Article by Isabelle Hore-Thorburn // Dec. 03, 2018
“In case there would be a drastic political change in your country you will need special advice and gear to survive,” reads Nina E. Schönefeld’s website. “Get prepared.” If the psychic pain of climate change or an overwhelming sense of your own political ineffectiveness has led you to a so-called “prepper” website, you will notice that our post-apolcalytic future is very male. In Dark Waters (2018) and Snow Fox (2018), now showing at the IBB Video Space at Berlinische Galerie, Schönefeld imagines a future in which young female protagonists fly helicopters and fight for the “last piece of true nature.” We spoke to Schönefeld about making video art at a time when global events develop like science fiction.
Over the course of a year, Berlinische Galerie presents 12 artists who have drawn attention to themselves with innovative use of film and video media. Their latest installation engages with the experience of hopelessness and the connected desire for greater agency in one’s political, social and environmental future, under the current spectre of global political and climatic insecurity. “I’m half Polish,” says Schönefeld, “people are not aware that next to Germany there is something developing that is not good for democracy…[the government] tried to do everything to turn Poland into an autocracy.” Since taking power in 2015, the Law and Justice party (PiS), has dismantled democratic institutions that have been in place since the collapse of communism and systematically eroded citizens’ rights in order to consolidate its power. “This is unfolding in the US but also in Europe with the AfD and the political situations in France and Hungary. I think everyone should be aware of the shift that could happen, everyone has to fight.”
Young female protagonists do the fighting in Schönefeld’s films. In Dark Waters, Silver Ocean is a helicopter pilot assigned by a western government “to hide the jellyfish disaster.” In Snow Fox the eponymous heroine works for the company ‘Black Cloud’, which secretly manipulates the weather. Snow Fox and Silver Ocean step in to the tradition of heroes (and less often heroines) uncovering international conspiracies, the allure of which is obvious during periods of collective uncertainty. In the two films, the protagonists are able to take back control from malevolent forces. In doing so, Schönefeld, too, is able to enact her own fantasies. In science fiction and in life, she notes, “women have always been bound by the rules of society. For me, it’s kind of my way of flying helicopters. I’m also fascinated by heroines like Amelia Earhart.” Earhart’s often simple (and occasionally cheesy) affirmations that “women do everything that men can do” have an easy appeal for Schönefeld. Earhart is a reminder that it is possible to change things, and Schönefeld’s characters are modelled on the pilot and other women acting against their culturally defined roles.

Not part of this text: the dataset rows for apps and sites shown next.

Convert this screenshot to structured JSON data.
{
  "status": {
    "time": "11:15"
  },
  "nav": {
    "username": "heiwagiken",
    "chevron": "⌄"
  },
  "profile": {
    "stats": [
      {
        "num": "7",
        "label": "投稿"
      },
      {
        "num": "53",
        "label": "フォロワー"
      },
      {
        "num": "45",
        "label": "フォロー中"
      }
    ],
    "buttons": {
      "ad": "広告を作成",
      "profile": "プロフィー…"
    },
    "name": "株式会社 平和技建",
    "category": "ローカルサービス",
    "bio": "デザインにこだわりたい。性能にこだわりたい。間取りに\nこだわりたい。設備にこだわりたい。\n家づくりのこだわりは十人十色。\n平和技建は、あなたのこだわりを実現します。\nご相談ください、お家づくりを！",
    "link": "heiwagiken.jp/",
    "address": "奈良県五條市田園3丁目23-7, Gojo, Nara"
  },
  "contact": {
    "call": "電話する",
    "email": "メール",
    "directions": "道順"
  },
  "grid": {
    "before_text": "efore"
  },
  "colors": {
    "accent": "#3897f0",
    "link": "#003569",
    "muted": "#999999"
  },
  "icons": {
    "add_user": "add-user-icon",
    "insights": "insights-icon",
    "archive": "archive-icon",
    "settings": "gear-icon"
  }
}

Another striking feature of her heroines are their ages. She says, “I like to work with young actors.” In fact, they are not trained performers and do not have speaking roles. “I add artificial voices, so I create the voices afterwards,” explains Schönefeld. Working with sound designer Carlos Pablo Villamizar, she is able to create artificial voices and play with the script in post-production. Absent of dialogue, her heroines command a haunting presence onscreen. She took inspiration from the Russian fashion designer, Gosha Rubchinskiy, and his work with Slavic youth: “how the models walk when they come out…it’s kind of dystopian, but he also gave a lot of those models new hope.” Schönefeld’s characters aesthetically evoke Rubchinskiy’s own sociological portraits of Russian youth: “That’s what artists have always done,” she explains, “taken pop culture and integrated a kind of intellectual world.”
Schönefeld pulls references from her immediate surroundings as well as the past to build her rich dystopian worlds. For the “dark cloud” that employs Snow Fox, Schönefeld–who wrote her PhD on the end of painting–wanted to conjure “an ominous black cloud hanging over an ocean…but obviously it’s always a reference to our world now, to the digital world.” For the setting in Dark Waters, she enlisted the help of a Japanese friend who translated “secret island” to “Kureishima.” The jellyfish disaster in Dark Waters references Japan’s own very real “jellyfish problem,” where blooms of Nemopilema nomurai jellyfish devastated fisheries and capsized fishing vessels. Schönefeld’s personal reference for beginning to research the global jellyfish bloom began in her husband’s native Ibiza. She says “this year they had to close down beaches because Portuguese man o’ war (a species that had previously never come to the Mediterranean) descended on the island.
As poisonous sea-creatures grow to impossible sizes and shut down nuclear power plants against a backdrop of growing international political instability, our world increasingly resembles a science fiction disaster film. It was not until Otto Grokenberger, a producer on Jim Jarmusch’s films, paid her studio a visit that it occurred to Schönefeld to tell “the stories of all those prepper characters and political characters” through video rather than painting or collage. She speculates that the potential of video and storytelling to effectively communicate our times is the reason for many artists turning to the medium. Science fiction, too, feels like the most appropriate genre for this political moment.